These are comfort dishes at their best, prepared in the center-stage exhibition-style open kitchen where flame and sizzle are ever-present. Cooks in crisp whites sauté, broil, and bake entrees served by professional, black-shirted waitstaff. Counter seating provides direct viewing of the kitchen choreography, while individual tufted leather booths line the ambient-lit dining room across from which is the restaurant’s wall of fame—a pictorial history of its nearly nine decades. On the other side of the dining room is the backlit Bar & Lounge, a vibrant, television-lined space in which the game of the moment draws energized crowds.
Open seven days a week serving breakfast, lunch, dinner and brunch offerings, Original Joe’s features a full selection of unpretentious, old-school fare—from beef, veal, chicken, pasta and seafood, to salad selections, appetizers (the hearty Dungeness Crab Cocktail is a fave), signature soups, and specialty desserts (don’t miss the signature Warm Butter Cake, slathered with vanilla ice cream and chocolate sauce). Classic dishes such as the Hamburger Sandwich served on a sourdough roll, the Red Wine Braised Short Rib, and the seafood-packed Cioppino can’t help but transport guests (no matter their age) to a nostalgic era of old-school hospitality. It’s funny to feel sentimentality for an era never personally experienced. But that’s the beauty of this quintessential San Francisco dining experience.
The brand’s additional restaurants include Original Joe’s of Westlake and Little Original Joe’s in West Portal; the newest will open in Walnut Creek in 2024.
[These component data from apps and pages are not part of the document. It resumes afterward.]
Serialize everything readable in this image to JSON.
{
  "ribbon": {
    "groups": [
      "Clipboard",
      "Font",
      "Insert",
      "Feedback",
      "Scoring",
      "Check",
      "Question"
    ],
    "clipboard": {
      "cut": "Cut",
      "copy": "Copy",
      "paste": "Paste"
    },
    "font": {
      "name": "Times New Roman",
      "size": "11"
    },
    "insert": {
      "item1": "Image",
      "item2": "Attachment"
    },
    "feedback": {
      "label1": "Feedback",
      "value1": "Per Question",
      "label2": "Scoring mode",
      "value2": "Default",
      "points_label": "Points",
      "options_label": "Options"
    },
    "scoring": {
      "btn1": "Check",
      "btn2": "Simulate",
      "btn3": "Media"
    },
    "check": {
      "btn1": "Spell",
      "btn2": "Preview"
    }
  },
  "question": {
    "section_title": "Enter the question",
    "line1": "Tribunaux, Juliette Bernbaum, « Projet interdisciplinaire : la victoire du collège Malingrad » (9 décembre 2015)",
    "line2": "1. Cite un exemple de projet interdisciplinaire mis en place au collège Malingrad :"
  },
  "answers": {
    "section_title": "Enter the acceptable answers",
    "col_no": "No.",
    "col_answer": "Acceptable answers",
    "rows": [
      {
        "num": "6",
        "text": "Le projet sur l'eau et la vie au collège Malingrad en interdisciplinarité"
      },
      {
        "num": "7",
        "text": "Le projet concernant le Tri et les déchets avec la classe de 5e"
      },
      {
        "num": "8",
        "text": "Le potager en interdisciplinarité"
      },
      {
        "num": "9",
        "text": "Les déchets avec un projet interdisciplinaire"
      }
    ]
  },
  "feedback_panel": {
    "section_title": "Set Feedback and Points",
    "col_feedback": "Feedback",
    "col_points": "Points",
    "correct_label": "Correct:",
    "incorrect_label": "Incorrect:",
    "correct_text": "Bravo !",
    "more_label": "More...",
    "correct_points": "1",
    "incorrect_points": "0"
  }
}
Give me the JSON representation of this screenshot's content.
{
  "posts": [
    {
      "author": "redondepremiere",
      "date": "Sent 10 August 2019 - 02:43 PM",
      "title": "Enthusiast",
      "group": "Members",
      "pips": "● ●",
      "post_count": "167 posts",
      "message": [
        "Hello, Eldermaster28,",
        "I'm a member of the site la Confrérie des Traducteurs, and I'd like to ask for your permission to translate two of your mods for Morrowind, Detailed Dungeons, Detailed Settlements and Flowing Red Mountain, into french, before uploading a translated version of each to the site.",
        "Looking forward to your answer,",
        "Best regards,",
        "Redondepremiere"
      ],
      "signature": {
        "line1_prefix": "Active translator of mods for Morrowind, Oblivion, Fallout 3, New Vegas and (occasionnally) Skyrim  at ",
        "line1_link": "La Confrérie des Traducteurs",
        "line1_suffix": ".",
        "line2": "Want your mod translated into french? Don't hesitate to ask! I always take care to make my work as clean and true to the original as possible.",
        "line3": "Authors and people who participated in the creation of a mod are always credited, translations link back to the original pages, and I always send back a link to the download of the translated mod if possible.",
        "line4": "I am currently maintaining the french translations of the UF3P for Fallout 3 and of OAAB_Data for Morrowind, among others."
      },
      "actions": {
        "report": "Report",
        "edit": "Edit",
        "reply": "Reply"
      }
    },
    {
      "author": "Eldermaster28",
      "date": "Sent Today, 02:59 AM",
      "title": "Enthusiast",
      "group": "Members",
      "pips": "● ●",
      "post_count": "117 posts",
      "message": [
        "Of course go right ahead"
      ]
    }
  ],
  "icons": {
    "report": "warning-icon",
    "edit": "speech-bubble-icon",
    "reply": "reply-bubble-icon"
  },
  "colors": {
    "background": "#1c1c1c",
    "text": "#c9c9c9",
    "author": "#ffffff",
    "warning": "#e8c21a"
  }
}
Photos by Emma K. Morris, courtesy of Original Joe’s
Original Joe’s: 601 Union St., San Francisco